▶ _EXERCISE PROMPT_
Each line of the material that includes the string "from" counts once; report the total and nothing further.

[INFORMATION PROVIDED — start]

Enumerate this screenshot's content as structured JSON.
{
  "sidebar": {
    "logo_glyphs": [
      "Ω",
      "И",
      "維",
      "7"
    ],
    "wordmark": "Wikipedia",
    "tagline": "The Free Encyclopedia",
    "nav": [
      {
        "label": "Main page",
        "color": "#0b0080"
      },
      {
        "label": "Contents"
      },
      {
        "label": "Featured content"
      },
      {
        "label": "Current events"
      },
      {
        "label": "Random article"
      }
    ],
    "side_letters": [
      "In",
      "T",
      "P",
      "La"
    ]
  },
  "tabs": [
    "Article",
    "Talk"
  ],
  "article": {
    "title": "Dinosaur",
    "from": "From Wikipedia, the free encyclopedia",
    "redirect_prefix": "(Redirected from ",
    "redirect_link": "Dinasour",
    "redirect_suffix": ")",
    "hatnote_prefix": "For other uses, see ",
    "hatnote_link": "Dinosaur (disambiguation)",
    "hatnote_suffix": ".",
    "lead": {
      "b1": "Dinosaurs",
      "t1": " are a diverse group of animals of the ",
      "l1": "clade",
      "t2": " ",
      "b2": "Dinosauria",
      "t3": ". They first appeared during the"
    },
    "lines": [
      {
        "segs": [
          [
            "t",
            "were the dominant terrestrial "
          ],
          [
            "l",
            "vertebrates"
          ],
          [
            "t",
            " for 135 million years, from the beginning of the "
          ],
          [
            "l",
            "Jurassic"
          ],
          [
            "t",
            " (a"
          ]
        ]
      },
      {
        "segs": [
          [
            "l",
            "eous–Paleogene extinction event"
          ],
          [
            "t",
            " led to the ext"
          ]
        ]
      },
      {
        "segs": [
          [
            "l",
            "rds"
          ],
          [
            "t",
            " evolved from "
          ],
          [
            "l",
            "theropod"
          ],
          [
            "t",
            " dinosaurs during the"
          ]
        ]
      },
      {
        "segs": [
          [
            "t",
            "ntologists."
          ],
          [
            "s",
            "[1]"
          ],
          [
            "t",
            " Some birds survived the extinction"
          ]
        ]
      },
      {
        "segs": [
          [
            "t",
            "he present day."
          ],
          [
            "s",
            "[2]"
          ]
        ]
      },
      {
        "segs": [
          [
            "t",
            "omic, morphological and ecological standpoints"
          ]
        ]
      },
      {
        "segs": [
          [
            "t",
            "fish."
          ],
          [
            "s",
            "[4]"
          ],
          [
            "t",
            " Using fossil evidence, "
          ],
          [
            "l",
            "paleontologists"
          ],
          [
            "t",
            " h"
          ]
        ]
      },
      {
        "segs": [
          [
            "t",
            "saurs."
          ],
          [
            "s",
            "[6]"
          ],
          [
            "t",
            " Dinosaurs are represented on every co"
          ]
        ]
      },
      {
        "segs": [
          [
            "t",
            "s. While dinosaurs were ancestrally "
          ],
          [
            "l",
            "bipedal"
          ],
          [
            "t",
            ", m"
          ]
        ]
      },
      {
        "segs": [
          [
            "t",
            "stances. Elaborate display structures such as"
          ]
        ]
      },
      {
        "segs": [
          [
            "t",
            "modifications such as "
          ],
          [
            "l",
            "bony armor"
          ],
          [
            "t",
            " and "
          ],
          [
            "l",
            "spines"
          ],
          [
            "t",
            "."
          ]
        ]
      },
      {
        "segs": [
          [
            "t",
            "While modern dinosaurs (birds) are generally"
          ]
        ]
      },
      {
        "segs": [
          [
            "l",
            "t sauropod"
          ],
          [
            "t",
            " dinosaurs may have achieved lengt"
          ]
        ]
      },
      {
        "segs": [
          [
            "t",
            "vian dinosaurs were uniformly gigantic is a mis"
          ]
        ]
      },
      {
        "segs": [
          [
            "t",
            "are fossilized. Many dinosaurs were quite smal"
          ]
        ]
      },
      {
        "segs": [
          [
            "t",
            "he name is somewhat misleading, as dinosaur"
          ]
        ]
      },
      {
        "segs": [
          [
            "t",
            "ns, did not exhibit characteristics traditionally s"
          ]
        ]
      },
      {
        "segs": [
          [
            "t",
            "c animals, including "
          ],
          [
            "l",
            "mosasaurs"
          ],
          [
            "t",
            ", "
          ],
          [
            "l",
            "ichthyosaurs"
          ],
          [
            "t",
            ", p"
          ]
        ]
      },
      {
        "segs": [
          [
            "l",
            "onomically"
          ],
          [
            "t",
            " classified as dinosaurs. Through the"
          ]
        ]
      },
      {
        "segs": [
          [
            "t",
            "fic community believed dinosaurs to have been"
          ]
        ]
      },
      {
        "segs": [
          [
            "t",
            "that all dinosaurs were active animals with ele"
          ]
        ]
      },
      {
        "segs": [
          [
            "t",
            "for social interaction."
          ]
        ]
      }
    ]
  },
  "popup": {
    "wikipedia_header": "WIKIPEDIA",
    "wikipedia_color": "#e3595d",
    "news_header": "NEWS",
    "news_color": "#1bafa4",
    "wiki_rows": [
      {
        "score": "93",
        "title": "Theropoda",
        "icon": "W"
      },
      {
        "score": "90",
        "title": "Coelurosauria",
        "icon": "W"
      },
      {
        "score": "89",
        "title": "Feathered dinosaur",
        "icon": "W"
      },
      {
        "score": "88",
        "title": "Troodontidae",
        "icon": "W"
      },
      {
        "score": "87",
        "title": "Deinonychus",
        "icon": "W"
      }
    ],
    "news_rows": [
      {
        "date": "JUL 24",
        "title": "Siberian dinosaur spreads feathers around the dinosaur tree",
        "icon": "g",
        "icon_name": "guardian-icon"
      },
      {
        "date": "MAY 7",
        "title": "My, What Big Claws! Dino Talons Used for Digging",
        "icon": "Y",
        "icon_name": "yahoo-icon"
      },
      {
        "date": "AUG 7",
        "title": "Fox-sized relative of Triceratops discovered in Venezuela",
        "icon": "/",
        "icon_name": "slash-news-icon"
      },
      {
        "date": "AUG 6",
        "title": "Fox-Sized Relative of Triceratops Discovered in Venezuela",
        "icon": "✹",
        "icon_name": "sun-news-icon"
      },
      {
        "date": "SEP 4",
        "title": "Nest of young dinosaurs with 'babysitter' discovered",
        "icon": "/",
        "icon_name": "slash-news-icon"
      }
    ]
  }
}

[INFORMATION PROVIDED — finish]

▶ _SOLUTION_
4